Holsworthy (Liverpool), New South Wales - this camp was opened in 1914 and closed in 1920, and then it re-opened in 1939 and closed again in 1946. At its climax it housed 600 men and it also had a range of nationalities. (Japanese, Italians, Slavs and Germans as well as naturalised British subjects and Australians of German descent.)
There are limited records with information on all the camps that were located in the states above. There was also more camps held in Australia
2. Government restrictions . . .

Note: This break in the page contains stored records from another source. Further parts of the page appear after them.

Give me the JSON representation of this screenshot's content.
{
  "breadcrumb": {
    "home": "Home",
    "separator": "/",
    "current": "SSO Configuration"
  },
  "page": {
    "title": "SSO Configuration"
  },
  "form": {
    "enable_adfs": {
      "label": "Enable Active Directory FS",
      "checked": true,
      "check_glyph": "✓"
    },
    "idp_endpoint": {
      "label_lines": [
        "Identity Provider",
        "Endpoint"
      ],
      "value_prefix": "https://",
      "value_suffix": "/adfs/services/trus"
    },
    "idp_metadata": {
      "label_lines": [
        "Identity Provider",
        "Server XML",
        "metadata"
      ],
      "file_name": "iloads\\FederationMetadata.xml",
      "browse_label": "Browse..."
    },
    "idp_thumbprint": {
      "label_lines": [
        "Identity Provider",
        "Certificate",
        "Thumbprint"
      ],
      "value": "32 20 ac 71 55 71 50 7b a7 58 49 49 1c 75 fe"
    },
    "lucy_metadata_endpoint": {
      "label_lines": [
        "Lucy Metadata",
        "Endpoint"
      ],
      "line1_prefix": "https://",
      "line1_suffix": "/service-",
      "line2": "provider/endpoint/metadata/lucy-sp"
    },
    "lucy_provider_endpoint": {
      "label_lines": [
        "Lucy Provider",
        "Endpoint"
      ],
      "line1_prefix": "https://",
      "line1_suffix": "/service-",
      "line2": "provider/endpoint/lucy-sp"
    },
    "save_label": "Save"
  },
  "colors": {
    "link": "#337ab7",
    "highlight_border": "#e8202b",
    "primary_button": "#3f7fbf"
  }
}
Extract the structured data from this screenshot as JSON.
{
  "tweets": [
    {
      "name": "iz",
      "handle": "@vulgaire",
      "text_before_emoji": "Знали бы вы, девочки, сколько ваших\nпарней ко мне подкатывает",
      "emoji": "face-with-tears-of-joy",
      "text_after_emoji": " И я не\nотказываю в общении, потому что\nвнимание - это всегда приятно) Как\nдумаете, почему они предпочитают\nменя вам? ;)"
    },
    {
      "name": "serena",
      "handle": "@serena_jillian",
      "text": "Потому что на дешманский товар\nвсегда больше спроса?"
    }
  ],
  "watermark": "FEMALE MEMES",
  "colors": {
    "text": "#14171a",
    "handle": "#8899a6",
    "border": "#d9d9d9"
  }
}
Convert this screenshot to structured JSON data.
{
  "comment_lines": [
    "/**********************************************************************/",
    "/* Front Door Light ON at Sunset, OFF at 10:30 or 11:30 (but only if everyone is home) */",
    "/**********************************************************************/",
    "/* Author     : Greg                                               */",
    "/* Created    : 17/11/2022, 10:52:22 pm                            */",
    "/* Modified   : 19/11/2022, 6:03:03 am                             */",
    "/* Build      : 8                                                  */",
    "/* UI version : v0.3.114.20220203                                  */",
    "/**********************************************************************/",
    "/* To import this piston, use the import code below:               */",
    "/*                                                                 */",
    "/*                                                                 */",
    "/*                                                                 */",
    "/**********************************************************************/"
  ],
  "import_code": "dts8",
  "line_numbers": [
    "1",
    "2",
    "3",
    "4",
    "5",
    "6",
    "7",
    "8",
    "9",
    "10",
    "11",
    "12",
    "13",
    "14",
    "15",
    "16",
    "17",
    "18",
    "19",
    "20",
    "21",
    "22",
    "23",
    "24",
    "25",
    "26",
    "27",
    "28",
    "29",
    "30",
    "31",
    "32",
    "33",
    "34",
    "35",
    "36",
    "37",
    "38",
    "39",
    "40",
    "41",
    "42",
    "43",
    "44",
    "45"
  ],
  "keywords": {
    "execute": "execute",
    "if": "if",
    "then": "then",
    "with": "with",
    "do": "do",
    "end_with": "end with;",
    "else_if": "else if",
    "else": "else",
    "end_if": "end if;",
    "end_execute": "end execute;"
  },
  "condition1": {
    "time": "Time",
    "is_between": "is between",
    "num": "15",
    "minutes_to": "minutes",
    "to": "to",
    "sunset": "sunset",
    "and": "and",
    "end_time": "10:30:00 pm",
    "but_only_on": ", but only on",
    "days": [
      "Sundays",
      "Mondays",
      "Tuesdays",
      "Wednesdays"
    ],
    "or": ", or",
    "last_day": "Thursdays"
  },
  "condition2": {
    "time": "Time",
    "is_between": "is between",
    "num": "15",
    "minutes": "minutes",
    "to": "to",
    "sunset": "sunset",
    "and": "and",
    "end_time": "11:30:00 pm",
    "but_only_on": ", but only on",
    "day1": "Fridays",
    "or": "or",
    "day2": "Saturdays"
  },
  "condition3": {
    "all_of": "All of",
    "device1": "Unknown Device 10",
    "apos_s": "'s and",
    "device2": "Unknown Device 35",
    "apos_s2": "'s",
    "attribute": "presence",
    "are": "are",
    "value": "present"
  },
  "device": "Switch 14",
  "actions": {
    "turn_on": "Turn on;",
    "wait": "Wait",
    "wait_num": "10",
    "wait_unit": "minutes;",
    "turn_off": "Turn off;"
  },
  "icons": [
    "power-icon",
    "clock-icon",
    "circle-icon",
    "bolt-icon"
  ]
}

After world war one the government started a scheme called the soldiers resettlement scheme. This was after the war they would teach some of the soldier's new trade and others were offered poor lands or one that had a distance from points of commerce.http://upload.wikimedia.org/wikipedia/commons/thumb/e/e7/KentuckySoldiersSettlementEstateSettlerscottage.jpg/250px-KentuckySoldiersSettlementEstateSettlerscottage.jpg
The house and land weren't free but the government but it with their loan.
3. Economic problems and benefits . . .
The great depression was an economic problem during world war one. The great depression consisted of the loss of money from (international trade, personal income, tax revenue, prices and profits). The great depression was hard for Australia to recover apart from all the other developing countries because of the fact that the prime minister at that time had no formal plan to recover from the economic problems.http://crossharpchronicles.files.wordpress.com/2008/11/the-great-depression1.jpg
However in the end Australia did recover and now the country is one of the civilized places in the world.
4. Woman's voluntary work
During world war one . . .
Woman during world war one volunteered in many different ways, such as:
Comfort boxes: comfort boxes are boxes that contain a variety of food that were sent to the soldiers during world war one. The boxes contained (cakes and puddings, biscuits condensed milk and sugar, cigarettes tobacco and matches, chewing gum, handkerchiefs, writing material, newspapers, extra clothing and messages fir support).
Dry socks: the woman of ACF stuck to their motto *keep the fit men fit* by providing them with pairs of sock to prevent trench foot. They sent about 10 000 pairs of hand knitted socks. The woman volunteers of world war one knitted about 1 354 328 pairs of socks for the Australian soldiers of world war one.
5. Women as a labour force . . .
Before the war women worked at cooks, cleaners and mothers.
When the war began Women worked after the men left for work, they replaced the men in their old jobs. Women worked as everything like: they worked on a farm, in factories, and many other government departments, they worked as nurses with basic knowledge and medical training, and they worked as telephone operators, telegraphers, book keepers and cashiers.
By the time that the men returned from the world war one woman had many more privileges such as voting and/or they could make the decision to keep their jobs that they had while the men were at world war one. When the men came back from war woman were able to keep their jobs that they were at that time replacing the men that were at war or they had the option of going back to care for their children, cooking and cleaning.
6. Experience of the aboriginal
people during world war one . . .
There was not much information on this topic. But the information that i recovered was that the aboriginal people were allowed to put their name down and fight in world war one and world war two. While they were defending their county they were considered to be equal with the rest of the soldiers defending Australia. But when they returned from world war one and world war two during 'peace time' they were considered to be an outcast from the rest of the Australian citizens. Aboriginals risked their life on the battlefields defending Australia during world war one and world war two. That is all the information that i could have found on the experience of the aboriginal people during world war one.
Stephanie Wakim ïŠ . . .